**Problem:** Your answer must be the full listing below, repeated exactly.
++++ Data ++++
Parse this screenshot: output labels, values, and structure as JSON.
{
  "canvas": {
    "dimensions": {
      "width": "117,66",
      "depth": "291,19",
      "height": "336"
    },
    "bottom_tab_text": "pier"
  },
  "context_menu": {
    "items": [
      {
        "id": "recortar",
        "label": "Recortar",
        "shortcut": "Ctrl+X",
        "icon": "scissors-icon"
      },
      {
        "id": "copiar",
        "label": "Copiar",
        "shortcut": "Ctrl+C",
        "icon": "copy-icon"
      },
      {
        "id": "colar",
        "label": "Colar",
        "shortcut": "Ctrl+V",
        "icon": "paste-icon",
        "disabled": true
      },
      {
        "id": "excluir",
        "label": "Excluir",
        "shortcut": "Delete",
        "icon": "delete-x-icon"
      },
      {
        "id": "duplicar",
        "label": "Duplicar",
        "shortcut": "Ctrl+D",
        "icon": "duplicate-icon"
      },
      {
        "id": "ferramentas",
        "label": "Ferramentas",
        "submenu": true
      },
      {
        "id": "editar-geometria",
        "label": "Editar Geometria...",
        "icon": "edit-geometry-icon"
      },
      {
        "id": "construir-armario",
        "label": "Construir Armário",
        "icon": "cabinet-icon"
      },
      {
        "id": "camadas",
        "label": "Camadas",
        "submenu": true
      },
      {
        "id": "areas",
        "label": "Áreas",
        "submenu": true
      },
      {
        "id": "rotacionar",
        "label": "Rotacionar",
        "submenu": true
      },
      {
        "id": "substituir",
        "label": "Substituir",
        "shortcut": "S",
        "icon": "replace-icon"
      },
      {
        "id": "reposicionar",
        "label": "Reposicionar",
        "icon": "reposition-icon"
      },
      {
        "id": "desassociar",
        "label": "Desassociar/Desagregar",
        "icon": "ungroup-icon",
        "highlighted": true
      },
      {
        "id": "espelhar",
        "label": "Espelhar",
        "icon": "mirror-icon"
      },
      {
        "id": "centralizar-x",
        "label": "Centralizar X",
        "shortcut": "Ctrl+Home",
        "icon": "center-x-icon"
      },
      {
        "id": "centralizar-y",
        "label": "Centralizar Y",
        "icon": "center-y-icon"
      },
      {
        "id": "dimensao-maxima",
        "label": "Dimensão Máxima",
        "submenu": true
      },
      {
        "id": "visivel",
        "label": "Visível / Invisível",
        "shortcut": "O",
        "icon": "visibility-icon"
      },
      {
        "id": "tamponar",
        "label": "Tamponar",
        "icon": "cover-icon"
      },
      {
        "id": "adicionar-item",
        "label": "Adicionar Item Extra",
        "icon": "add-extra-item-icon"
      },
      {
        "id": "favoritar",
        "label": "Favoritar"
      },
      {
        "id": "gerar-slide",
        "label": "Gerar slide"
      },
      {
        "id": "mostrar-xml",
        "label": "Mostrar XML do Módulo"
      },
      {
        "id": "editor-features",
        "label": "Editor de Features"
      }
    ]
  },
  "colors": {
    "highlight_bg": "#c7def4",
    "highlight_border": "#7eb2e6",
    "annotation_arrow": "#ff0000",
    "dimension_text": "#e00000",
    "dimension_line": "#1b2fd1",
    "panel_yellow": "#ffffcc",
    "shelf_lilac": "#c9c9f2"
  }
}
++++
**Expected output:**
Parse this screenshot: output labels, values, and structure as JSON.
{
  "canvas": {
    "dimensions": {
      "width": "117,66",
      "depth": "291,19",
      "height": "336"
    },
    "bottom_tab_text": "pier"
  },
  "context_menu": {
    "items": [
      {
        "id": "recortar",
        "label": "Recortar",
        "shortcut": "Ctrl+X",
        "icon": "scissors-icon"
      },
      {
        "id": "copiar",
        "label": "Copiar",
        "shortcut": "Ctrl+C",
        "icon": "copy-icon"
      },
      {
        "id": "colar",
        "label": "Colar",
        "shortcut": "Ctrl+V",
        "icon": "paste-icon",
        "disabled": true
      },
      {
        "id": "excluir",
        "label": "Excluir",
        "shortcut": "Delete",
        "icon": "delete-x-icon"
      },
      {
        "id": "duplicar",
        "label": "Duplicar",
        "shortcut": "Ctrl+D",
        "icon": "duplicate-icon"
      },
      {
        "id": "ferramentas",
        "label": "Ferramentas",
        "submenu": true
      },
      {
        "id": "editar-geometria",
        "label": "Editar Geometria...",
        "icon": "edit-geometry-icon"
      },
      {
        "id": "construir-armario",
        "label": "Construir Armário",
        "icon": "cabinet-icon"
      },
      {
        "id": "camadas",
        "label": "Camadas",
        "submenu": true
      },
      {
        "id": "areas",
        "label": "Áreas",
        "submenu": true
      },
      {
        "id": "rotacionar",
        "label": "Rotacionar",
        "submenu": true
      },
      {
        "id": "substituir",
        "label": "Substituir",
        "shortcut": "S",
        "icon": "replace-icon"
      },
      {
        "id": "reposicionar",
        "label": "Reposicionar",
        "icon": "reposition-icon"
      },
      {
        "id": "desassociar",
        "label": "Desassociar/Desagregar",
        "icon": "ungroup-icon",
        "highlighted": true
      },
      {
        "id": "espelhar",
        "label": "Espelhar",
        "icon": "mirror-icon"
      },
      {
        "id": "centralizar-x",
        "label": "Centralizar X",
        "shortcut": "Ctrl+Home",
        "icon": "center-x-icon"
      },
      {
        "id": "centralizar-y",
        "label": "Centralizar Y",
        "icon": "center-y-icon"
      },
      {
        "id": "dimensao-maxima",
        "label": "Dimensão Máxima",
        "submenu": true
      },
      {
        "id": "visivel",
        "label": "Visível / Invisível",
        "shortcut": "O",
        "icon": "visibility-icon"
      },
      {
        "id": "tamponar",
        "label": "Tamponar",
        "icon": "cover-icon"
      },
      {
        "id": "adicionar-item",
        "label": "Adicionar Item Extra",
        "icon": "add-extra-item-icon"
      },
      {
        "id": "favoritar",
        "label": "Favoritar"
      },
      {
        "id": "gerar-slide",
        "label": "Gerar slide"
      },
      {
        "id": "mostrar-xml",
        "label": "Mostrar XML do Módulo"
      },
      {
        "id": "editor-features",
        "label": "Editor de Features"
      }
    ]
  },
  "colors": {
    "highlight_bg": "#c7def4",
    "highlight_border": "#7eb2e6",
    "annotation_arrow": "#ff0000",
    "dimension_text": "#e00000",
    "dimension_line": "#1b2fd1",
    "panel_yellow": "#ffffcc",
    "shelf_lilac": "#c9c9f2"
  }
}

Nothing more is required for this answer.